/---

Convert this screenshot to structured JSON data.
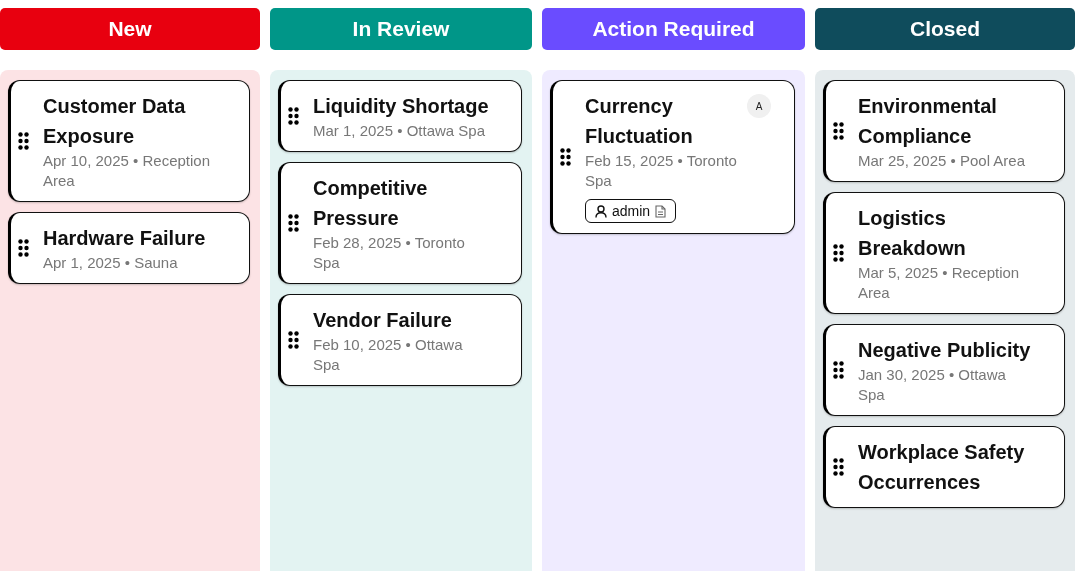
{
  "columns": [
    {
      "title": "New",
      "color": "#e8000f",
      "cards": [
        {
          "title": "Customer Data Exposure",
          "meta": "Apr 10, 2025 • Reception Area"
        },
        {
          "title": "Hardware Failure",
          "meta": "Apr 1, 2025 • Sauna"
        }
      ]
    },
    {
      "title": "In Review",
      "color": "#009688",
      "cards": [
        {
          "title": "Liquidity Shortage",
          "meta": "Mar 1, 2025 • Ottawa Spa"
        },
        {
          "title": "Competitive Pressure",
          "meta": "Feb 28, 2025 • Toronto Spa"
        },
        {
          "title": "Vendor Failure",
          "meta": "Feb 10, 2025 • Ottawa Spa"
        }
      ]
    },
    {
      "title": "Action Required",
      "color": "#6a4cff",
      "cards": [
        {
          "title": "Currency Fluctuation",
          "meta": "Feb 15, 2025 • Toronto Spa",
          "avatar": "A",
          "assignee": "admin"
        }
      ]
    },
    {
      "title": "Closed",
      "color": "#0f4c5c",
      "cards": [
        {
          "title": "Environmental Compliance",
          "meta": "Mar 25, 2025 • Pool Area"
        },
        {
          "title": "Logistics Breakdown",
          "meta": "Mar 5, 2025 • Reception Area"
        },
        {
          "title": "Negative Publicity",
          "meta": "Jan 30, 2025 • Ottawa Spa"
        },
        {
          "title": "Workplace Safety Occurrences"
        }
      ]
    }
  ]
}
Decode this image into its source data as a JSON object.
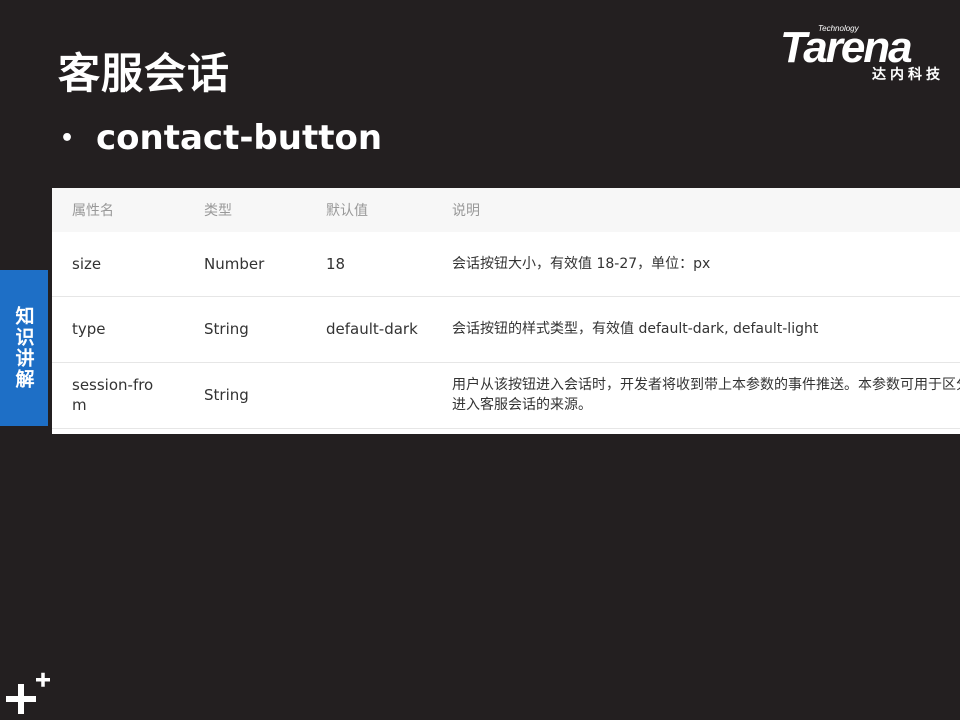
{
  "slide": {
    "title": "客服会话",
    "bullet_symbol": "•",
    "bullet_text": "contact-button",
    "side_tab": "知识讲解"
  },
  "logo": {
    "tech": "Technology",
    "word": "Tarena",
    "cn": "达内科技"
  },
  "table": {
    "headers": [
      "属性名",
      "类型",
      "默认值",
      "说明"
    ],
    "rows": [
      {
        "name": "size",
        "type": "Number",
        "default": "18",
        "desc": [
          "会话按钮大小，有效值 18-27，单位：px"
        ]
      },
      {
        "name": "type",
        "type": "String",
        "default": "default-dark",
        "desc": [
          "会话按钮的样式类型，有效值 default-dark, default-light"
        ]
      },
      {
        "name": "session-from",
        "type": "String",
        "default": "",
        "desc": [
          "用户从该按钮进入会话时，开发者将收到带上本参数的事件推送。本参数可用于区分用户",
          "进入客服会话的来源。"
        ]
      }
    ]
  },
  "colors": {
    "background": "#231f20",
    "side_tab": "#1e6fc6",
    "header_bg": "#f7f7f7"
  }
}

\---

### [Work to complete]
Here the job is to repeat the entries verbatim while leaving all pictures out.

### [Response area]
Convert this screenshot to structured JSON data.
{
  "columns": [
    {
      "title": "New",
      "color": "#e8000f",
      "cards": [
        {
          "title": "Customer Data Exposure",
          "meta": "Apr 10, 2025 • Reception Area"
        },
        {
          "title": "Hardware Failure",
          "meta": "Apr 1, 2025 • Sauna"
        }
      ]
    },
    {
      "title": "In Review",
      "color": "#009688",
      "cards": [
        {
          "title": "Liquidity Shortage",
          "meta": "Mar 1, 2025 • Ottawa Spa"
        },
        {
          "title": "Competitive Pressure",
          "meta": "Feb 28, 2025 • Toronto Spa"
        },
        {
          "title": "Vendor Failure",
          "meta": "Feb 10, 2025 • Ottawa Spa"
        }
      ]
    },
    {
      "title": "Action Required",
      "color": "#6a4cff",
      "cards": [
        {
          "title": "Currency Fluctuation",
          "meta": "Feb 15, 2025 • Toronto Spa",
          "avatar": "A",
          "assignee": "admin"
        }
      ]
    },
    {
      "title": "Closed",
      "color": "#0f4c5c",
      "cards": [
        {
          "title": "Environmental Compliance",
          "meta": "Mar 25, 2025 • Pool Area"
        },
        {
          "title": "Logistics Breakdown",
          "meta": "Mar 5, 2025 • Reception Area"
        },
        {
          "title": "Negative Publicity",
          "meta": "Jan 30, 2025 • Ottawa Spa"
        },
        {
          "title": "Workplace Safety Occurrences"
        }
      ]
    }
  ]
}
Decode this image into its source data as a JSON object.
{
  "slide": {
    "title": "客服会话",
    "bullet_symbol": "•",
    "bullet_text": "contact-button",
    "side_tab": "知识讲解"
  },
  "logo": {
    "tech": "Technology",
    "word": "Tarena",
    "cn": "达内科技"
  },
  "table": {
    "headers": [
      "属性名",
      "类型",
      "默认值",
      "说明"
    ],
    "rows": [
      {
        "name": "size",
        "type": "Number",
        "default": "18",
        "desc": [
          "会话按钮大小，有效值 18-27，单位：px"
        ]
      },
      {
        "name": "type",
        "type": "String",
        "default": "default-dark",
        "desc": [
          "会话按钮的样式类型，有效值 default-dark, default-light"
        ]
      },
      {
        "name": "session-from",
        "type": "String",
        "default": "",
        "desc": [
          "用户从该按钮进入会话时，开发者将收到带上本参数的事件推送。本参数可用于区分用户",
          "进入客服会话的来源。"
        ]
      }
    ]
  },
  "colors": {
    "background": "#231f20",
    "side_tab": "#1e6fc6",
    "header_bg": "#f7f7f7"
  }
}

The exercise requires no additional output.